The potential legalisation of mobile sports betting in California is likely to appear on the state’s midterm ballot in November after a petition to include the measure gathered some 1.6 million signatures in support.
If approved, the measure would allow for statewide mobile gaming with a 10% tax rate on revenues. The proposal also calls for a $100m upfront licensing fee, and for operators to be licensed already in a minimum of 10 states in order to be considered.
The measure, as it will appear on the ballot, states: “Legalises online and mobile sports wagering, which currently is prohibited, for persons 21 years and older. Such wagering may be offered only by federally recognised Indian tribes and eligible businesses that contract with them.
“Individuals placing bets must be in California and not located on Indian lands. Imposes 10% tax on sports wagering revenues and licensing fees. Directs tax and licensing revenues first to regulatory costs, then remainder to: 85% to homelessness programmes; 15% to non-participating tribes. Specifies licensing, regulatory, consumer protection, and betting integrity standards for sports wagering.”
The measure’s inclusion on the ballot will be confirmed once state officials have been able to verify the more than 1.6 million signatures gathered by the campaign ‘Californians for Solutions to Homelessness and Mental Health Support’.
The campaign is funded by an ensemble of the largest US-facing gaming operators, including Bally’s, BetMGM, DraftKings, Fanatics Betting and Gaming, FanDuel, Penn National and Wynn.
Flutter Entertainment CEO Peter Jackson: “If the referendum is successful and California adheres to our expected timetable, we’d anticipate that the state would launch in time for the 2023 NFL season.”
The specifics of the legislation has generated ill feeling among parts of the sector, with some arguing the terms favour only larger, established operators at the expense of building a competitive market.
The reaction among bigger players has been positive, however. Peter Jackson, CEO of FanDuel parent company Flutter Entertainment, told investors on the firm’s Q1 2022 earnings call today: “We’re very excited about the Californian situation.
“Clearly, getting to this stage was not straightforward. And we’re very, very happy to be on the ballot. We’ve got a best in class campaign team that has had significant levels of funding.

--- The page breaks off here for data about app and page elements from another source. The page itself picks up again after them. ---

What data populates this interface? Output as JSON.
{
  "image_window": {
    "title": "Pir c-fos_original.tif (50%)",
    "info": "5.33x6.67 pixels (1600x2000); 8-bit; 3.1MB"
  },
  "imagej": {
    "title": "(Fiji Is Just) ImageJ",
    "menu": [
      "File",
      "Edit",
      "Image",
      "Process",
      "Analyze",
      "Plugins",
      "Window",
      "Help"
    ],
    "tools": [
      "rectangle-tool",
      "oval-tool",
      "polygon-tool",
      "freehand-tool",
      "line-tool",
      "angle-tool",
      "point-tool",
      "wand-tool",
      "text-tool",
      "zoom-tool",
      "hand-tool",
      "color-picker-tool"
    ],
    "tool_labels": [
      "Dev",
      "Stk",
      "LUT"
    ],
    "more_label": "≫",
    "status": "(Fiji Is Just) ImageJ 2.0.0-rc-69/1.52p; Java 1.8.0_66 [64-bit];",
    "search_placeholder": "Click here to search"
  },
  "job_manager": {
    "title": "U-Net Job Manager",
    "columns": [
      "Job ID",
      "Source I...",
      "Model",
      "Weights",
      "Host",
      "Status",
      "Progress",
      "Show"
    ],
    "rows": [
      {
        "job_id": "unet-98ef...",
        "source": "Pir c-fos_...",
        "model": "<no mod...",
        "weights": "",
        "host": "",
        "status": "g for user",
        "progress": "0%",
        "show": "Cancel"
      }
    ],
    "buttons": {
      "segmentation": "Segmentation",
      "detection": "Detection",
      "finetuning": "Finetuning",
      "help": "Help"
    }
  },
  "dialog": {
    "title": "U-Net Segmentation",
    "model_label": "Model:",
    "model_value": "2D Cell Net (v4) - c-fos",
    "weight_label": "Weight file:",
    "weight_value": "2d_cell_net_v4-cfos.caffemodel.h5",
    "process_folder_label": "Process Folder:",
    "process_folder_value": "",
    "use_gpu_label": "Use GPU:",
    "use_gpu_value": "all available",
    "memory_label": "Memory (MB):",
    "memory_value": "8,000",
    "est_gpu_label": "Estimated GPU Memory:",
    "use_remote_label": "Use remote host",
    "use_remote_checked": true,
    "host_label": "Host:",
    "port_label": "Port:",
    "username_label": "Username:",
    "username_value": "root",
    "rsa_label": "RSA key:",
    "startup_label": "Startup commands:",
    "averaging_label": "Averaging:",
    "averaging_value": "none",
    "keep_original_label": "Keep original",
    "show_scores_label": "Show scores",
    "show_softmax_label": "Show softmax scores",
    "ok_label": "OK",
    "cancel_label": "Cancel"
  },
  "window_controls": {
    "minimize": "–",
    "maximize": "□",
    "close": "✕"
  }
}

I’d flag that ours is the only ballot that will bring hundreds of millions of dollars in tax revenue targeted at mental health and homelessness solutions, which are real critical imperatives in the state.”

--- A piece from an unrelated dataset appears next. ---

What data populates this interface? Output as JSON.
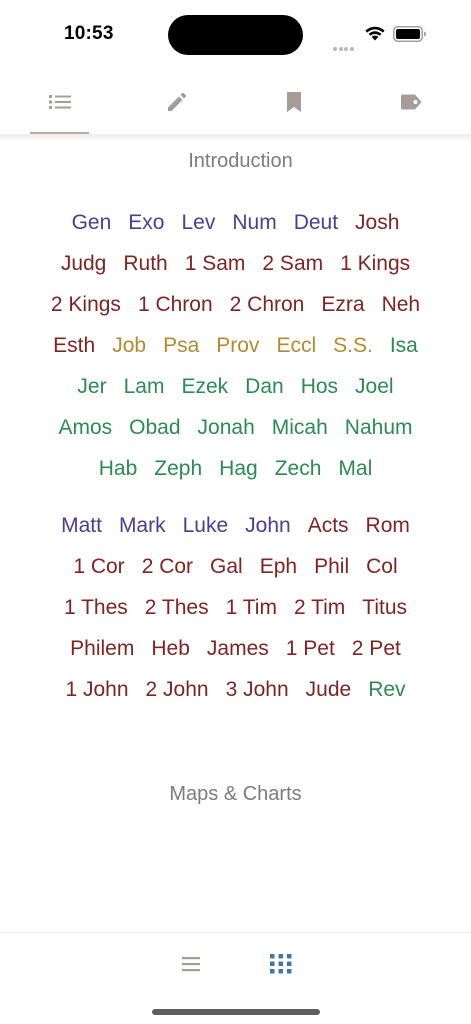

The measure will be included on California’s midterm ballot alongside a separate sports betting bill, which would allow for a retail-only, tribe-controlled sports betting market.
The state’s tribes have fiercely opposed the expansion of online sports betting to include international licensees.
Last month, Politico said the state was “mired in longstanding gambling divisions that already blunted legalisation efforts nearly two years ago.”
Commenting on the clash, Jackson said: “It’s not impossible that our ballot can be passed, and for example, the tribal retail only sports betting issue could also be passed.
“They’re not mutually exclusive, but we’re doing everything we can to ensure that ours will be successful. If the referendum is successful and California adheres to our expected timetable, we’d anticipate that the state would launch in time for the 2023 NFL season,” he added.